-- Material for the task --
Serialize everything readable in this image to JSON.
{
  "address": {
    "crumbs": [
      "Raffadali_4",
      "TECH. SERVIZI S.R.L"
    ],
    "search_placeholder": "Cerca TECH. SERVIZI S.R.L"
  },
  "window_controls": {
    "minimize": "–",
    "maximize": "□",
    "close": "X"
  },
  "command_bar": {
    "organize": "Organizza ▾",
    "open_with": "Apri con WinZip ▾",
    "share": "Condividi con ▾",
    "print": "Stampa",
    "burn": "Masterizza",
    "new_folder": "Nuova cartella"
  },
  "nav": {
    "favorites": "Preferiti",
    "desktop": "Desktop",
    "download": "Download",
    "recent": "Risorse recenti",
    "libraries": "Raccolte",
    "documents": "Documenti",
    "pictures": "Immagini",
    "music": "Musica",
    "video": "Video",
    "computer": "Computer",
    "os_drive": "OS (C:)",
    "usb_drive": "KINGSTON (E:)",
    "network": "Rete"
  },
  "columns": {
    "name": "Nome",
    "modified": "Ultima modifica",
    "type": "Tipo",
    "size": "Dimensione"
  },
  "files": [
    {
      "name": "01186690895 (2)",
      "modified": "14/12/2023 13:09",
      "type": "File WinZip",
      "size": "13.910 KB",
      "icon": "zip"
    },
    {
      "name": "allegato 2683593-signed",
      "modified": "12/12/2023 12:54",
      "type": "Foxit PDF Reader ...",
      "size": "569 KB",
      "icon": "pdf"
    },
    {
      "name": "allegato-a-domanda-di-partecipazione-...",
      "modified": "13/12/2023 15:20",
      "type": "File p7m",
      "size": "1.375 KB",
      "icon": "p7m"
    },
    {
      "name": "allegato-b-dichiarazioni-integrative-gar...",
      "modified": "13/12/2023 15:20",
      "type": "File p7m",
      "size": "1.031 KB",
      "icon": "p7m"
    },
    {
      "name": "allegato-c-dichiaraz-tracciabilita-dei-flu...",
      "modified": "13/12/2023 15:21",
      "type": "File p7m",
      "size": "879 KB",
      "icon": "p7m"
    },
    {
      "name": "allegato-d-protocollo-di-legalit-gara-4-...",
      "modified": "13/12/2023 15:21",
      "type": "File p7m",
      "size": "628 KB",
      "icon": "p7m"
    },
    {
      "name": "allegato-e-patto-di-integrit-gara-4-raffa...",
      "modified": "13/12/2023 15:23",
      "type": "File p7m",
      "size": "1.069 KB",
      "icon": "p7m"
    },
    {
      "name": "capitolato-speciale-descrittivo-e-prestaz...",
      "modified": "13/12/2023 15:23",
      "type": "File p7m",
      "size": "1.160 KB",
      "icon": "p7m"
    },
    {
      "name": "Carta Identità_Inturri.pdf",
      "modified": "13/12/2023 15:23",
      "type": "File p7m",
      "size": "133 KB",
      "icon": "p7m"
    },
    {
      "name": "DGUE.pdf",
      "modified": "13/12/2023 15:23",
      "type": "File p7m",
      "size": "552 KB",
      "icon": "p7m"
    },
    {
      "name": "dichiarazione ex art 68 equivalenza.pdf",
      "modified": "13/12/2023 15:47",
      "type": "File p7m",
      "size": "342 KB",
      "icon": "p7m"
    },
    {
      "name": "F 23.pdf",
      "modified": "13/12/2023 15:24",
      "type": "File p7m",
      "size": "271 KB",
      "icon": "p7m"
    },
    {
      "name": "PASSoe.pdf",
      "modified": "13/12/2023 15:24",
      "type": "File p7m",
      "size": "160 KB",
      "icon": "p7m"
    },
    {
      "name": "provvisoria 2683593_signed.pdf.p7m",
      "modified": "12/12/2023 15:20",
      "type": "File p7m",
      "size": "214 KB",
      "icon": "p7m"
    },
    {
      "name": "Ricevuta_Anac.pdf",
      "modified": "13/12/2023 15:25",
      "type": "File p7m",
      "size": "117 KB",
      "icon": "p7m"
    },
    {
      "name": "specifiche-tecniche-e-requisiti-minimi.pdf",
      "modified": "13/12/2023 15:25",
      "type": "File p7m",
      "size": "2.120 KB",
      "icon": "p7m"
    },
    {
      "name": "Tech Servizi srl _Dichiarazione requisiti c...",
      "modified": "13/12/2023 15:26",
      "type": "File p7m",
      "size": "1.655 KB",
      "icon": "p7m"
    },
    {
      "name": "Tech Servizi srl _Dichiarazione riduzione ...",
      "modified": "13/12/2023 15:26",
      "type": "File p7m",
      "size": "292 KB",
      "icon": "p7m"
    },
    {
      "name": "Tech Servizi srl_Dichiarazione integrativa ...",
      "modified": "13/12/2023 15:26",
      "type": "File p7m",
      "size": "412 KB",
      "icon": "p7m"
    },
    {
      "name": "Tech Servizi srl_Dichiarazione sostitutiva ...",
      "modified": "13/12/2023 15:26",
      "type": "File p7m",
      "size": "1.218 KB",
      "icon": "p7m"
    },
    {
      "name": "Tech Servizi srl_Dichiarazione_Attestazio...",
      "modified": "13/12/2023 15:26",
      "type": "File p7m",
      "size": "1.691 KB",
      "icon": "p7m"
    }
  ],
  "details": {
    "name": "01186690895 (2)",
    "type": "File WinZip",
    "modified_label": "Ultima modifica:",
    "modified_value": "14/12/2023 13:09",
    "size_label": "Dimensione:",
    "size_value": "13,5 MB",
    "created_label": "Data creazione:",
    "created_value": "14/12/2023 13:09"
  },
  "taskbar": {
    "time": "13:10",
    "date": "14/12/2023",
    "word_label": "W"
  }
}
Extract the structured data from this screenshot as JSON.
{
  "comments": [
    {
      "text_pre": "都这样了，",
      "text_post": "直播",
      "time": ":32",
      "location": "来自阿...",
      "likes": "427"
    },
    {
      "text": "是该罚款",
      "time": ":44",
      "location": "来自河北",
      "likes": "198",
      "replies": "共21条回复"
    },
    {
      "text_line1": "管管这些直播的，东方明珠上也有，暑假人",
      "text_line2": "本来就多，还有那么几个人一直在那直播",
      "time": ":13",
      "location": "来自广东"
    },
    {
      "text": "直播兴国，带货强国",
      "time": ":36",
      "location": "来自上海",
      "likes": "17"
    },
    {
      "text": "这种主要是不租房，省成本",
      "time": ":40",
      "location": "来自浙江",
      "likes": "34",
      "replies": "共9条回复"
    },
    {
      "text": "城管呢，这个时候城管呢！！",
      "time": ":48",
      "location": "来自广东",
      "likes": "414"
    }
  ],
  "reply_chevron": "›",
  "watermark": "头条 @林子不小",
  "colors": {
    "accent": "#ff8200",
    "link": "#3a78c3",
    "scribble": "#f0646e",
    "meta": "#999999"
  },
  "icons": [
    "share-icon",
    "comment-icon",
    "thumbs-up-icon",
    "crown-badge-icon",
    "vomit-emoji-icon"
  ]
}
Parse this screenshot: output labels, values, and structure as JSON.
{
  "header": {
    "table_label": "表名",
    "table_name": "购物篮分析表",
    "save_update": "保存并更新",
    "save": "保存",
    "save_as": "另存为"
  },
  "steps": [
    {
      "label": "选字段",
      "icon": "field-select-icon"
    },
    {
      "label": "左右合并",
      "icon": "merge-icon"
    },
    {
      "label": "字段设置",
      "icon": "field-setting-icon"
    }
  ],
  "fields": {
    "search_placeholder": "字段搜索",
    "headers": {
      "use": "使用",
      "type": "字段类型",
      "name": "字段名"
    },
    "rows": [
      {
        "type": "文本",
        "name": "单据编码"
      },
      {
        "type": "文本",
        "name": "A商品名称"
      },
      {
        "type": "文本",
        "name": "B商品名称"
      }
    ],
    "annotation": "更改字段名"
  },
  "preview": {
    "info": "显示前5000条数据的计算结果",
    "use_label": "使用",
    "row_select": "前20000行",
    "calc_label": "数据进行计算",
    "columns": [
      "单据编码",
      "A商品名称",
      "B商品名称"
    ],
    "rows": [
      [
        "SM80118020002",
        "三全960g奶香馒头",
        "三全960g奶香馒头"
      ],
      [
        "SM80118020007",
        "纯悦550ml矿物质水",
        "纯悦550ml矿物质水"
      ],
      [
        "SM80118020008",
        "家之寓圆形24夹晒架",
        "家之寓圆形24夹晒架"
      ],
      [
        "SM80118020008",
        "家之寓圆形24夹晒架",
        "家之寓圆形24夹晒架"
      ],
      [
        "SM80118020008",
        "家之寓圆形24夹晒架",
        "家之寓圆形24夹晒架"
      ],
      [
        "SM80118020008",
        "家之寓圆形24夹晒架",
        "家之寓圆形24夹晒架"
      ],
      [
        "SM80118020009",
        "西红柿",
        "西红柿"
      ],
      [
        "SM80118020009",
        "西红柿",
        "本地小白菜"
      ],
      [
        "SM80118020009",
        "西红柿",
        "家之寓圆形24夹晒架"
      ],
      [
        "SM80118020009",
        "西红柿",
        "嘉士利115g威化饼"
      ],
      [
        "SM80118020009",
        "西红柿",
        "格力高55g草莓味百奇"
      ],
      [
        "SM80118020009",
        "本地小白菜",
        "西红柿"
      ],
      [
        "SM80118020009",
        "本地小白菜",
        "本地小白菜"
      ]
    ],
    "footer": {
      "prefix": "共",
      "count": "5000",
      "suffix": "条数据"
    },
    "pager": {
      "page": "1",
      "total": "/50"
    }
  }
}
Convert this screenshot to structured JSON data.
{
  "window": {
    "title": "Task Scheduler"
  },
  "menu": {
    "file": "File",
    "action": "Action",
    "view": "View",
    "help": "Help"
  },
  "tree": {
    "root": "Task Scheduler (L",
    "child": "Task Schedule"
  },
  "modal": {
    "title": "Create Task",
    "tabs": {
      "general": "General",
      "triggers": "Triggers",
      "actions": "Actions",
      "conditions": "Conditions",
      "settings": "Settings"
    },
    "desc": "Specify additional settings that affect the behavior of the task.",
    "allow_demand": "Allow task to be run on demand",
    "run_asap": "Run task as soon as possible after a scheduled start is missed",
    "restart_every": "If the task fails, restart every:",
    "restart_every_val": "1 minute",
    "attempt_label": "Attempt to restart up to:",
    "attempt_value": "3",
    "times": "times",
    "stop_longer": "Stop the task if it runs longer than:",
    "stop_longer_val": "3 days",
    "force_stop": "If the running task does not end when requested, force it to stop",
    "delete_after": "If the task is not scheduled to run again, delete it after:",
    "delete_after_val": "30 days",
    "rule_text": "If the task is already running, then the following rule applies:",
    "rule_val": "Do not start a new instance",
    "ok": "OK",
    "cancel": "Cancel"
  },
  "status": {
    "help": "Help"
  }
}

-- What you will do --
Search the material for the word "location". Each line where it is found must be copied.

-- Task result --
      "location": "来自阿...",
      "location": "来自河北",
      "location": "来自广东"
      "location": "来自上海",
      "location": "来自浙江",
      "location": "来自广东",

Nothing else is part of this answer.